In a piece for The Yale Review, Garth Greenwell writes about the perils of moral judgement as the primary mode of engagement with a text and sorting books into piles of righteous and problematic. “These responses sometimes seem to me an index of anxiety I see more and more in my students, in my friends and myself, a kind of paranoia about our own moral status, a desire to demonstrate our personal righteousness in our response to art”, Greenwell writes.

However, such responses are sometimes just a reaction against a certain kind of writing that seems disrespectful at a certain time when the truth is that the same writing can be a great piece of literature and serve as a true record of the social attitudes.

Kanyadan, written in the early 20th century by Harimohan Jha and translated by Lalit Kumar as The Bride is one such book. This nuanced translation of the culturally and politically important piece of literature, The Bride, captures the slice of early 20th century life of Mithila society. While it successfully captures the interior life of Maithil men, the story of Maithil women remains untold.

Life in 20th century Mithila

The Bride illustrates a culture of ill-matched marriages at the end of which, the bridegroom ends up abandoning the bride to a life of social isolation. In the very beginning, the reader is introduced to a typical Maithil household with its peculiar domestic squabbles. We also learn of the roles gender plays in the domestic space. The younger women of the house retreat into their corners when an elder male enters the premise. Their lives are limited to the inner courtyard of the house as is custom in dominant caste households.

The Bride exposes the backward and peculiar practices of the Mithila region of Bihar. With prose that is animated with emotions, the author successfully captures the people of Mithila and their daily lives. He writes of the unparalleled importance of weddings and its rituals in the lives of Maithil people – some of which are still prevalent.

In contrast to Buchia, the bride, her sister-in-law is a bookworm who reads Hindi language magazines and enjoys marital bliss. She has an affectionate husband who seems to appreciate a smart and educated wife. Her reading and intellect is a source of friction between her and her mother-in-law.

The male protagonist of the book, CC Mishra, is familiar to the modern reader – a shallow misogynistic man, ignorant of the realities of women, masquerading as a genius and social warrior. At times, even Earth’s gravitational pull isn’t enough to pull him back to ground realities as he dreams of an ideal Maithil girl who is born and brought up in rural Mithila but is modern enough to accompany him to the city and fulfil her duties of entertaining him as his companion. A match for his false genius. He seeks a partner who can “awaken and intensify his poetic sensibilities”. CC Mishra seems to dislike a social system that he himself appropriates and benefits from. Some of the most hilarious moments in the novel are when the author comments on Mishra’s stupidity.

Harimohan Jha also condemns the derogatory marriage markets, the Sabhagacchi, of Mithila where women are commodities being exchanged for money or for caste mobility.

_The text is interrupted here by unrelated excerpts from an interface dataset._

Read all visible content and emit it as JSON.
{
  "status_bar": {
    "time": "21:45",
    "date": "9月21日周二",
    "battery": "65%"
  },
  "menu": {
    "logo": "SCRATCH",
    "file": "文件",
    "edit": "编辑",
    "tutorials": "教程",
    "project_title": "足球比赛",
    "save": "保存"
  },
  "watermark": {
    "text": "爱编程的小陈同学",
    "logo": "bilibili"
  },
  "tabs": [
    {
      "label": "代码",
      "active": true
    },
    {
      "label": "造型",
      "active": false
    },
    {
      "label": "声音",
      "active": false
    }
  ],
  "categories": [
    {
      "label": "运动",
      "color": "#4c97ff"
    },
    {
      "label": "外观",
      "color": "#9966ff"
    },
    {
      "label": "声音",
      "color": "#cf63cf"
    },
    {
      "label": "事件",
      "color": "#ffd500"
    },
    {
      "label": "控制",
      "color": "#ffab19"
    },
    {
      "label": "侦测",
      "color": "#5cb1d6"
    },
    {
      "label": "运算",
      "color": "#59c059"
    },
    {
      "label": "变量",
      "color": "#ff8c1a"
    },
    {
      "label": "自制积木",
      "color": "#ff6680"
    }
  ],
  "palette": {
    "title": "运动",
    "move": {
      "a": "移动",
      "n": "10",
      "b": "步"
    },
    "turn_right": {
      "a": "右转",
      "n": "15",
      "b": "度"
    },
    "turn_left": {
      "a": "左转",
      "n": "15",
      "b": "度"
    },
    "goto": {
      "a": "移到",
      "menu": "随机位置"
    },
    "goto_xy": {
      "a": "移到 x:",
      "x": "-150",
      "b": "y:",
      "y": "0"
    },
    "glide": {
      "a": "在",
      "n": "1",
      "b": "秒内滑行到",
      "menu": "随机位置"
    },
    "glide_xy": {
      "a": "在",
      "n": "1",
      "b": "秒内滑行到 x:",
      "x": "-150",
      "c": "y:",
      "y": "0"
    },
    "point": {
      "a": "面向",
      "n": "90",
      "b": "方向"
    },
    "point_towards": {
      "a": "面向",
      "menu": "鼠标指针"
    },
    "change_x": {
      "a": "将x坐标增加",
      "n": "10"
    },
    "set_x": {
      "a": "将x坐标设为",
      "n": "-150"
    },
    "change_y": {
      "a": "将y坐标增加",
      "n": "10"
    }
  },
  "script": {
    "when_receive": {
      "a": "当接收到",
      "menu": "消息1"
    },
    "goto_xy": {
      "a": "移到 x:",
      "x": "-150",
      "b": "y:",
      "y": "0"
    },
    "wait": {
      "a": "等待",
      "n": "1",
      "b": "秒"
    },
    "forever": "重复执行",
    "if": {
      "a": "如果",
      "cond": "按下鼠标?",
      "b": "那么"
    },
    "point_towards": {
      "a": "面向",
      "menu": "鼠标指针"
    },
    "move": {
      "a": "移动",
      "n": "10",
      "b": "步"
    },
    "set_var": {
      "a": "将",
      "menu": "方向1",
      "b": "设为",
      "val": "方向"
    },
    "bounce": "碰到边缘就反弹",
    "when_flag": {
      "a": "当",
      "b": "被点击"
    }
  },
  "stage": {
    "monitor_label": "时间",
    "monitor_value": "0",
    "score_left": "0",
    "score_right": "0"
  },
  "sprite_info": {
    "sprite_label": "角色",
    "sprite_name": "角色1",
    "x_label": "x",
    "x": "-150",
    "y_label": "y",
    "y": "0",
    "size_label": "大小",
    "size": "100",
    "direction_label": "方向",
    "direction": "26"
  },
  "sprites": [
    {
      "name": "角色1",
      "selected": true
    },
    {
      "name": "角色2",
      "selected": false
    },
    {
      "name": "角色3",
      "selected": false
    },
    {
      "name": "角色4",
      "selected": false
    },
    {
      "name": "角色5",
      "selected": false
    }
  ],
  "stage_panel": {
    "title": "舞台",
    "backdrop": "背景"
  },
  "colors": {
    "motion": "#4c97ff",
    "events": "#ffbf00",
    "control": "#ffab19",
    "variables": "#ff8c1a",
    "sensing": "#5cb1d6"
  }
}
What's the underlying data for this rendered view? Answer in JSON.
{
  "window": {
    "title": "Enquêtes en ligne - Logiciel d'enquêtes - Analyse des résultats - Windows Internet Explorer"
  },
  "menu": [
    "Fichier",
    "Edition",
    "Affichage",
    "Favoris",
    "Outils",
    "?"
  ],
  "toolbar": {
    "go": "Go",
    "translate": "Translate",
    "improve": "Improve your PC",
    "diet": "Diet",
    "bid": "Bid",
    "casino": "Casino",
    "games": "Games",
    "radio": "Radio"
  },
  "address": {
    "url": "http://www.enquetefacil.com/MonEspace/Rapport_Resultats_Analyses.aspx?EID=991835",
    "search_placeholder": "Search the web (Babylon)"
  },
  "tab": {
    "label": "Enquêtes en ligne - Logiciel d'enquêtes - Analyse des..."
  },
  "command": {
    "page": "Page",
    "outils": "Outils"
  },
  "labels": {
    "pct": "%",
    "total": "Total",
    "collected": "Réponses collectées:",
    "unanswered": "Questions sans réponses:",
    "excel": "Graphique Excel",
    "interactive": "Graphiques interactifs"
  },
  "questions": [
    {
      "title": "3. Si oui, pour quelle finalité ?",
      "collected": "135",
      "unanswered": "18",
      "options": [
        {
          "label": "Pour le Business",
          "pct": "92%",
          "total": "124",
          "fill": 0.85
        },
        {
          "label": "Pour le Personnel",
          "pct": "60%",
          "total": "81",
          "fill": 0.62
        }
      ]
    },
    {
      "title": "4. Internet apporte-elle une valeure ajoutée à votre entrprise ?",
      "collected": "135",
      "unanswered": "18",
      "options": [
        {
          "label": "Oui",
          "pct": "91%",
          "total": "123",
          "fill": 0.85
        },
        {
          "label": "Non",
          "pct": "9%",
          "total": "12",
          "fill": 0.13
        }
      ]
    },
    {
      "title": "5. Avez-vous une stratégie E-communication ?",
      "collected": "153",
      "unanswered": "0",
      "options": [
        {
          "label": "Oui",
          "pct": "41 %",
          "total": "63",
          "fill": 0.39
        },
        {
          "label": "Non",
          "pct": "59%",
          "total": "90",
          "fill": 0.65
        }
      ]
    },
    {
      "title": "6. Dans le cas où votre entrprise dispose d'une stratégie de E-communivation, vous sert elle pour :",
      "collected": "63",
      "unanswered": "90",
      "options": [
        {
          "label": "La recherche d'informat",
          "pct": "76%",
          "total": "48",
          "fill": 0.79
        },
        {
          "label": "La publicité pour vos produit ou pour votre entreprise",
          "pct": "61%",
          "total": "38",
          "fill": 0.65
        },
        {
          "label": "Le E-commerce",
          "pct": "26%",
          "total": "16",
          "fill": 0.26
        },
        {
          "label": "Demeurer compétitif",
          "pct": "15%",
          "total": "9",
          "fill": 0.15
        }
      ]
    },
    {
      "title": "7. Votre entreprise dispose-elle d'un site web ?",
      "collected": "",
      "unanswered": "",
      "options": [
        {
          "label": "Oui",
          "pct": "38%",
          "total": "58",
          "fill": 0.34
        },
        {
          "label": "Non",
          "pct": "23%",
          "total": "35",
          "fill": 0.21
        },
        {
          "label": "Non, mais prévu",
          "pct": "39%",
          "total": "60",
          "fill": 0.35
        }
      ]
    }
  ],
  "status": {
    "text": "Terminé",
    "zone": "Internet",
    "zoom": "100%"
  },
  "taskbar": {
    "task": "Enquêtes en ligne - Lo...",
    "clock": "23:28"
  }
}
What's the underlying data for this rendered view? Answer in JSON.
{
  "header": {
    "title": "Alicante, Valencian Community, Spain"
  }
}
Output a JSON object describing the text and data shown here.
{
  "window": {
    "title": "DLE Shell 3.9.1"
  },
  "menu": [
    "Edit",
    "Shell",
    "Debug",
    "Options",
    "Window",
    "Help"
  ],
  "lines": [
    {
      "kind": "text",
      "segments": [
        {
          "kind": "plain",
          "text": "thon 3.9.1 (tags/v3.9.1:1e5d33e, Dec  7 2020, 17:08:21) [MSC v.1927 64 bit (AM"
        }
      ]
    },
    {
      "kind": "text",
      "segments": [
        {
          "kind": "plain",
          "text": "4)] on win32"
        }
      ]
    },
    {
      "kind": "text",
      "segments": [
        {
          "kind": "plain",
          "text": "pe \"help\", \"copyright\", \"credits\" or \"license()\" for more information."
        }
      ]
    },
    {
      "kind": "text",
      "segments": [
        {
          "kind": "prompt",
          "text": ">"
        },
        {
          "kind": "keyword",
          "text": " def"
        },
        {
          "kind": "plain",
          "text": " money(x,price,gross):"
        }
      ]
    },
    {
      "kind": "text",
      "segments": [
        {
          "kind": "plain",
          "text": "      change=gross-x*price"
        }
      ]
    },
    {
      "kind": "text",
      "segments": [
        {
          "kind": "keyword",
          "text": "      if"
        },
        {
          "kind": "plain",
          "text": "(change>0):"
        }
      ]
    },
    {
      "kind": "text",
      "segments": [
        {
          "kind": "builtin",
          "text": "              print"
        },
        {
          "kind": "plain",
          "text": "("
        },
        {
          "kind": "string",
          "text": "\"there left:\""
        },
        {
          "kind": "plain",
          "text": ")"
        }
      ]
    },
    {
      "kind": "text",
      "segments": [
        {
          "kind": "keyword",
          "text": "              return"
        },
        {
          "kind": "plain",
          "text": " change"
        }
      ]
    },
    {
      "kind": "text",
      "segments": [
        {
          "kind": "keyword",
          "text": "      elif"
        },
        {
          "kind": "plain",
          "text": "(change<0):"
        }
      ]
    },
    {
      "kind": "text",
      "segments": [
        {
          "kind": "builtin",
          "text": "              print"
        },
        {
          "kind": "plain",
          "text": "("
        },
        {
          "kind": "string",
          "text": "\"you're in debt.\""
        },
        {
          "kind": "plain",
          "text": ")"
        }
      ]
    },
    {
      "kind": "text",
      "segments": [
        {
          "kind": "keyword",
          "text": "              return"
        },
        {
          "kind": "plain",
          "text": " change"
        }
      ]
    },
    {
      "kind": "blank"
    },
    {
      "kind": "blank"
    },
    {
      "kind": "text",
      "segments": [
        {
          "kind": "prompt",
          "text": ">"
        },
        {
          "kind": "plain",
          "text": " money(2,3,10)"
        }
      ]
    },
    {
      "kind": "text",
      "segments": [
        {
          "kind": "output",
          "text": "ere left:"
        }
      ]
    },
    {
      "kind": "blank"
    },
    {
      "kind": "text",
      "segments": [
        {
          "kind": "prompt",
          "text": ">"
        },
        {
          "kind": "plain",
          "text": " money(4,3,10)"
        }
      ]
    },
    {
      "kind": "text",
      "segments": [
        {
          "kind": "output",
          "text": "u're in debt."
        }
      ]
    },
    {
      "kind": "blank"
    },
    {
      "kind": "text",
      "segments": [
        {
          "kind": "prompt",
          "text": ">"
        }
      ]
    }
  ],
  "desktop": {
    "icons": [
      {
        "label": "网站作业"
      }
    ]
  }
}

Money changes hands as women are traded. Jha captures a society that is in battle against itself – the modern versus the traditional – as people try to push the boundaries of caste and customs with the help of modern education.

Harimohan Jha exposes the hypocrisy and greed of Maithil Brahmins with instances that add humour to his writing. He also highlights the maltreatment of domestic workers by members of the dominant caste. When a domestic worker goes outside of Mithila, he is surprised to find that his caste is not as important as he was made to believe.

Leaving the bride behind

A foreword by Harish Trivedi groups this book with other writings that from the same time about the social evils that have cast a long shadow on the lives of women. While The Bride may address such matters, I would not say that it concerns itself too much with the social empowerment of women as much as it uses certain practices as sub-plots. Harimohan Jha believes in reform, but his ideas are far from radical.

Maithil women have been held back by the cruel institutions of child marriage and widowhood. The Bride falls short as it fails to shine a light on the lives of the young brides who are left behind, unloved and abandoned. While the readers get a detailed account of the desires of the bridegroom, the silence of the abandoned and unloved bride looms heavy. Jha offers us a glimpse into the psyche of an arrogant man masquerading as the 20th-century feminist, but the bride that he leaves behind is reduced to the caricature of an ignorant, silly girl.

That being said, one cannot deny the literariness of the text as Harimohan Jha peppers his prose with allusions – (of the wake left in the water by a steamer that) “like the desires of a child widow, it disappeared as swiftly as it surfaced”. Conversations between the characters take place in a mix of languages – Hindi and Maithili, to reflect the pluralistic culture of Bihar.

The Bride, Harimohan Jha, translated from the Maithili by Lalit Kumar, HarperCollins India.